• To do
Show the lines below where "date" occurs.

• Raw data

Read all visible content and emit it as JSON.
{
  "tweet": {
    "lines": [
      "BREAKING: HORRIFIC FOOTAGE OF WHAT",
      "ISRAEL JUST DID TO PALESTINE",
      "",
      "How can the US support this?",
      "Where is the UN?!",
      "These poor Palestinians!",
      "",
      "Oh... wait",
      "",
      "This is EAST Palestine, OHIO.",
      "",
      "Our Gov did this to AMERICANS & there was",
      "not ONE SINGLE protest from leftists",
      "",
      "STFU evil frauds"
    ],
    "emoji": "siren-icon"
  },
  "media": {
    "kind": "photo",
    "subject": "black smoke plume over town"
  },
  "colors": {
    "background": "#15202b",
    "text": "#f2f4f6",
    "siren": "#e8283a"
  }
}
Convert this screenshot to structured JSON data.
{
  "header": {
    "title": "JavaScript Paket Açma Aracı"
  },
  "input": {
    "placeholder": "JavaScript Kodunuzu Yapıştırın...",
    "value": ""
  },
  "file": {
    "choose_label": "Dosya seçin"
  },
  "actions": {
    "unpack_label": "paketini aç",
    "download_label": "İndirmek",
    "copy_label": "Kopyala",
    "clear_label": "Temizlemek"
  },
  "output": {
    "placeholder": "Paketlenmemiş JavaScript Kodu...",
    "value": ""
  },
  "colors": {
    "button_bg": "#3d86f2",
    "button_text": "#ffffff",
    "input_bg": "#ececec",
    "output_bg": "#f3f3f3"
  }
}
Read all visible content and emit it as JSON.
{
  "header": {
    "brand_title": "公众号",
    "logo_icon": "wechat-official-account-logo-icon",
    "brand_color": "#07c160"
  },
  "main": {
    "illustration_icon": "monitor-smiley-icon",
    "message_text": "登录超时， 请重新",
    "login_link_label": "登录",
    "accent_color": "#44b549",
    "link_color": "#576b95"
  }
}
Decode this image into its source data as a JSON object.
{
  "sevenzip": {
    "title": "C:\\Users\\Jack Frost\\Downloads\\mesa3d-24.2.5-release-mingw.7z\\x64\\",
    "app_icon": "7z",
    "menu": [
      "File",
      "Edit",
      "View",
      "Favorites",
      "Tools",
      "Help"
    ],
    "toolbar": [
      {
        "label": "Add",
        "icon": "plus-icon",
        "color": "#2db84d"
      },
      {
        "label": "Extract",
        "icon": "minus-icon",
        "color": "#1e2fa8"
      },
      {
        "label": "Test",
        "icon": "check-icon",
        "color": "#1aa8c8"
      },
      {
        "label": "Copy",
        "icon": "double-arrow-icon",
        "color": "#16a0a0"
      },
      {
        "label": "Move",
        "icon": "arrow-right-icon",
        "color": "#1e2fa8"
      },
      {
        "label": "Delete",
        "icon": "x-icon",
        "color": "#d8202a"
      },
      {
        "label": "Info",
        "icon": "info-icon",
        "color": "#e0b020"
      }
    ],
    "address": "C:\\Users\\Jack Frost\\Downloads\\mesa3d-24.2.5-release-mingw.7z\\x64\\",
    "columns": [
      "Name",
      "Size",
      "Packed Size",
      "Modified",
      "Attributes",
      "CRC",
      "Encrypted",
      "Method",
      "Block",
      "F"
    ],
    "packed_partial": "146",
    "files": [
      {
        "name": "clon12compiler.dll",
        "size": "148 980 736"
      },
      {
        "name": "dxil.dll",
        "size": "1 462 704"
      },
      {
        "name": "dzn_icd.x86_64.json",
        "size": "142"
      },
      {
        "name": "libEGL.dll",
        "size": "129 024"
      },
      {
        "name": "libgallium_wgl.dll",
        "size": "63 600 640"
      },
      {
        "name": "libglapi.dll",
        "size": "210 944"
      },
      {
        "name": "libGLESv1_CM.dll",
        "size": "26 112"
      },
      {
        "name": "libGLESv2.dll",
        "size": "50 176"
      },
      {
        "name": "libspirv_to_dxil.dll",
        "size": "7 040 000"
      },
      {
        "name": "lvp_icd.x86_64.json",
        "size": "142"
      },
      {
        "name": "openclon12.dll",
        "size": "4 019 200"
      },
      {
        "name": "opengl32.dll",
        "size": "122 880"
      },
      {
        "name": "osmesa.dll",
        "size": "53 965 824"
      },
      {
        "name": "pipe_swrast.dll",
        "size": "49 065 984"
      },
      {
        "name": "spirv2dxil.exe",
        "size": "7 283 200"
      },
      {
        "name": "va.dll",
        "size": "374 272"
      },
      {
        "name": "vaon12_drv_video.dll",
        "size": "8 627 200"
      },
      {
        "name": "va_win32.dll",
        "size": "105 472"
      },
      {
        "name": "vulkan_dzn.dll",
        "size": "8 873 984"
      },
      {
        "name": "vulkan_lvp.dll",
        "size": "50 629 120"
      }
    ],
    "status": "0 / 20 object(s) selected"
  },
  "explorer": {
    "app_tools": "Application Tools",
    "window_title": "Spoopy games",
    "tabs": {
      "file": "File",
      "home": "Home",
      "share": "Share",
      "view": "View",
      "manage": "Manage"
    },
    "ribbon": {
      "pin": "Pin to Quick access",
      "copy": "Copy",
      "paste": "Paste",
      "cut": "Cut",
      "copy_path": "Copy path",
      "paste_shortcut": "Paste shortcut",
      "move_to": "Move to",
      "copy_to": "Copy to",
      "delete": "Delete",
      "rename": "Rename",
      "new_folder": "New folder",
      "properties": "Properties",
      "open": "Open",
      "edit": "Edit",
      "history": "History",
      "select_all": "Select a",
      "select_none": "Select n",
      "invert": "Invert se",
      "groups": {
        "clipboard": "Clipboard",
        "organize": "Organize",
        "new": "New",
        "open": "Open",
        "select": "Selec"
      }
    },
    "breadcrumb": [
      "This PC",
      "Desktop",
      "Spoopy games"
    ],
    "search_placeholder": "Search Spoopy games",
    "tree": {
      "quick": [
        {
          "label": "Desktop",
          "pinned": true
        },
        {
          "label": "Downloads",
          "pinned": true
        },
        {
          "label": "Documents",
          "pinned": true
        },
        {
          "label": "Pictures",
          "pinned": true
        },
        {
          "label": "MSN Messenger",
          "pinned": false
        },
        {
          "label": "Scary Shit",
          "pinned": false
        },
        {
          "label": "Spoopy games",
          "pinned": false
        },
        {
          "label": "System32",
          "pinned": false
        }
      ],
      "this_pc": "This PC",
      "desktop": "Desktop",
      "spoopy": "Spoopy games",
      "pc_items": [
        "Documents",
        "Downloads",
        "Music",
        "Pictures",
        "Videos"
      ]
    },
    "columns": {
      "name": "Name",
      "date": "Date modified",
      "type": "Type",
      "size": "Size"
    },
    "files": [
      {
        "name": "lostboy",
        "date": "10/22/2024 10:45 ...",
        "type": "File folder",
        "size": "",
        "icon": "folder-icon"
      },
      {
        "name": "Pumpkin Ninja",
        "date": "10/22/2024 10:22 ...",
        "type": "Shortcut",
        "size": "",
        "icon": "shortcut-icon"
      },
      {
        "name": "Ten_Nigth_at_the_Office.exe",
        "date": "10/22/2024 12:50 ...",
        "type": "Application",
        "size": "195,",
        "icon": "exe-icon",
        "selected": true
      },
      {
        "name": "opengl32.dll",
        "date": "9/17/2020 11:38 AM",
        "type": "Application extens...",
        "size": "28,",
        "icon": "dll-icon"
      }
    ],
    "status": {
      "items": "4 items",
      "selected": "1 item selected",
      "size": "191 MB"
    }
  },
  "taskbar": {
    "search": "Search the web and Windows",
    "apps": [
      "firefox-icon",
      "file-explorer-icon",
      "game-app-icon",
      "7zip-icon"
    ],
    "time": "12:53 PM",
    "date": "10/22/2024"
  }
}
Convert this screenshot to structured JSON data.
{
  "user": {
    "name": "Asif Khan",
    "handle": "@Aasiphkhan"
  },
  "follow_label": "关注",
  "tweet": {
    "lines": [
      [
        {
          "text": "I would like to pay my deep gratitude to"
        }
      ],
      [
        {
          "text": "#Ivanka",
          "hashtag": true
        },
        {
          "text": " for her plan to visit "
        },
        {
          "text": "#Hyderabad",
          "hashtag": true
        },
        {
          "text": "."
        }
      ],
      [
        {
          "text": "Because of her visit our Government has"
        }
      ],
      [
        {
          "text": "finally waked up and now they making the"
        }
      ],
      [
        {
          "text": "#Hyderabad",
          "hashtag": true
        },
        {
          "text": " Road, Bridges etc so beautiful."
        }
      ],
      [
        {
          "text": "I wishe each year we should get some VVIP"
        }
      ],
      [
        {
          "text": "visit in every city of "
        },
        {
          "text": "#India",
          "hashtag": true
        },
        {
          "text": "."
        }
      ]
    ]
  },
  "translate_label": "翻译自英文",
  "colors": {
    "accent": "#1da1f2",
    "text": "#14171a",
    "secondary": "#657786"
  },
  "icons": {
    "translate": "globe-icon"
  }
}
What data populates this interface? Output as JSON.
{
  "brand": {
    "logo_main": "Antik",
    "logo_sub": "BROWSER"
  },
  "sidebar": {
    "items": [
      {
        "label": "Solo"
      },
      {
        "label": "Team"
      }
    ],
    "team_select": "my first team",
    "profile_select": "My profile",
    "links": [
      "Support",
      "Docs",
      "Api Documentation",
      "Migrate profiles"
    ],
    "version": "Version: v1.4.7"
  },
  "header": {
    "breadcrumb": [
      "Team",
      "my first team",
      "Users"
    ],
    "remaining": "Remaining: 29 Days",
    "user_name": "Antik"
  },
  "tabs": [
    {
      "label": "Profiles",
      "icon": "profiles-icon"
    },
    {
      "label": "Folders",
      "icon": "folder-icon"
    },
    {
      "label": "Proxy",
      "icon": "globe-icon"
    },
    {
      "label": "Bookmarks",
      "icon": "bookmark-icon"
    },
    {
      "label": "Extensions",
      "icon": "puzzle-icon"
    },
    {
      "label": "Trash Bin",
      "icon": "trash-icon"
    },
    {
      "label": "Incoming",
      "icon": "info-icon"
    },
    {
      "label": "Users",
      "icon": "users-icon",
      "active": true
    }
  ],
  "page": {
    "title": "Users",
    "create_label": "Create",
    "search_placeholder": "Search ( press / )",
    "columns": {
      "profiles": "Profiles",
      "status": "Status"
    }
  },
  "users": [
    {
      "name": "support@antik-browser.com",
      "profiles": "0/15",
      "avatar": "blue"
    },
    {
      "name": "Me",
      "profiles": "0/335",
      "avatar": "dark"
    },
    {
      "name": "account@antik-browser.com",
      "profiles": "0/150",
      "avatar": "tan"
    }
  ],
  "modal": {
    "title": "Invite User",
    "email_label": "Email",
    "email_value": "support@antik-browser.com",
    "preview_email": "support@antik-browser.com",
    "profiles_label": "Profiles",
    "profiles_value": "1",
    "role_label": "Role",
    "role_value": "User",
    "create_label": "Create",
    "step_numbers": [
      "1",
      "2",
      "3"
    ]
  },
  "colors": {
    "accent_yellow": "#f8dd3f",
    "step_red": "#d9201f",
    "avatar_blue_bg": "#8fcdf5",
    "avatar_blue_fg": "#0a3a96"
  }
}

• Response area
      "date": "Date modified",
        "date": "10/22/2024 10:45 ...",
        "date": "10/22/2024 10:22 ...",
        "date": "10/22/2024 12:50 ...",
        "date": "9/17/2020 11:38 AM",
    "date": "10/22/2024"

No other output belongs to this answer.